Since January, Kate has been trying to extract her pension money from Washington Mutual. This morning was the fourth time attempting to get the company Washington Mutual uses for its pension funds to simply send her the forms to request the pension disbursement to her Individual Retirement Account.
This morning came the most interesting excuse yet: because she was working for Great Western Bank, which was then acquired by WaMu, her pension request was being held.
Why? Apparently, someone sued Washington Mutual on behalf of Great Western over pension funds and Kate was entitled to some money from that lawsuit.
How much? No one knows; the company has to manually calculate the amount.
When will they know the amount? They can provide a status in two days. Not an answer, mind you. Just a status.
Can they disperse the money from the Washington Mutual part of the pension – the only part she cares about – and leave the Great Western portion until later? No.

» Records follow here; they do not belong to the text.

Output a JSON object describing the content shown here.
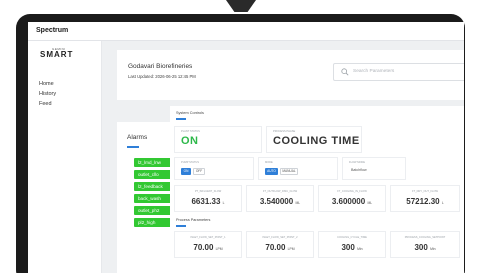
{
  "topbar": {
    "brand": "Spectrum"
  },
  "sidebar": {
    "logo_small": "GEMINI",
    "logo_main": "SMART",
    "items": [
      {
        "label": "Home"
      },
      {
        "label": "History"
      },
      {
        "label": "Feed"
      }
    ]
  },
  "plant": {
    "name": "Godavari Biorefineries",
    "last_updated": "Last Updated: 2026-06-25 12:45 PM"
  },
  "search": {
    "placeholder": "Search Parameters",
    "icon": "search-icon"
  },
  "alarms": {
    "title": "Alarms",
    "items": [
      "l2_lmd_lnw",
      "outlet_cllo",
      "l2_feedback",
      "back_wash",
      "outlet_ph2",
      "pl2_high"
    ],
    "color": "#32c832"
  },
  "system_controls": {
    "section_label": "System Controls",
    "status": {
      "label": "PLANT STATUS",
      "value": "ON",
      "color": "#2db84a"
    },
    "phase": {
      "label": "PROCESS PHASE",
      "value": "COOLING TIME"
    },
    "pump": {
      "label": "PUMP STATUS",
      "on": "ON",
      "off": "OFF",
      "selected": "ON"
    },
    "mode": {
      "label": "MODE",
      "auto": "AUTO",
      "manual": "MANUAL",
      "selected": "AUTO"
    },
    "flow_mode": {
      "label": "FLOW MODE",
      "value": "Batchflow"
    },
    "readings": [
      {
        "label": "PT_INFLUENT_FLOW",
        "value": "6631.33",
        "unit": "L"
      },
      {
        "label": "FT_OUTFLOW_DISC_FLOW",
        "value": "3.540000",
        "unit": "ML"
      },
      {
        "label": "FT_COOLING_IN_FLOW",
        "value": "3.600000",
        "unit": "ML"
      },
      {
        "label": "FT_DRY_OUT_FLOW",
        "value": "57212.30",
        "unit": "L"
      }
    ]
  },
  "process_parameters": {
    "section_label": "Process Parameters",
    "items": [
      {
        "label": "INLET_FLOW_SET_POINT_1",
        "value": "70.00",
        "unit": "LPM"
      },
      {
        "label": "INLET_FLOW_SET_POINT_2",
        "value": "70.00",
        "unit": "LPM"
      },
      {
        "label": "COOLING_CYCLE_TIME",
        "value": "300",
        "unit": "Min"
      },
      {
        "label": "PROCESS_COOLING_SETPOINT",
        "value": "300",
        "unit": "Min"
      }
    ]
  },
  "accent": "#2f7fd8"
}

Can she get the disbursement papers on-line so she can complete them? No. They must be mailed to the home (not certified or anything, just mailed…).
Can she at least get the disbursement request papers mailed so she can complete her portion of the work (including the spousal waiver to put the funds in her IRA that needs to be notarized)? No. The disbursement amount has to be included in the request and they have to manually determine the amount.
Let's bottom line this:
- Since January, 2008, this company has not sent disbursement papers requested through one on-line request and two phone calls to agents of the company, even though the agents said the paperwork would be to us within seven days.
- There has been no mention of this lawsuit in any interaction with the company until today, 9-months after the initial request.
- The company is unable to calculate the disbursement and cannot even provide a time-frame where the disbursement amount will be known.
- And unless we continually harass them through phone calls, they will just continue to hold the money until??
And bankers and pundits wonder why money in a mattress is a good alternative to placing your hard earned cash in a financial institution.
This certainly doesn't improve my outlook on the company. When my completed disbursement request was sent in, including the notarized spousal waiver, they resent the forms weeks later saying they never got the spousal waiver. Another trip to the Notary Public and another delay of a month getting the money out.
Now, you can consider this a rant about Washington Mutual and you'd be correct. But there are implications for all Cubicle Warriors:
- When you are laid off, you have created a project that must be completed. That project is difficult because you still have to deal with all the emotions that come along with being laid off, no matter how prepared you are for the event.
- Persistence is required because most people do not know the rules of the road when it comes to getting your money from these companies. You don't know the questions to ask and you don't know the process these companies follow. That's frustrating.
- It is important to have an inventory of what you need to take with you before you leave the company. You won't remember what all of those things are without a checklist.
Learn from this experience before you experience it yourself. What experiences have you had where you needed persistence to conquer these hurdles?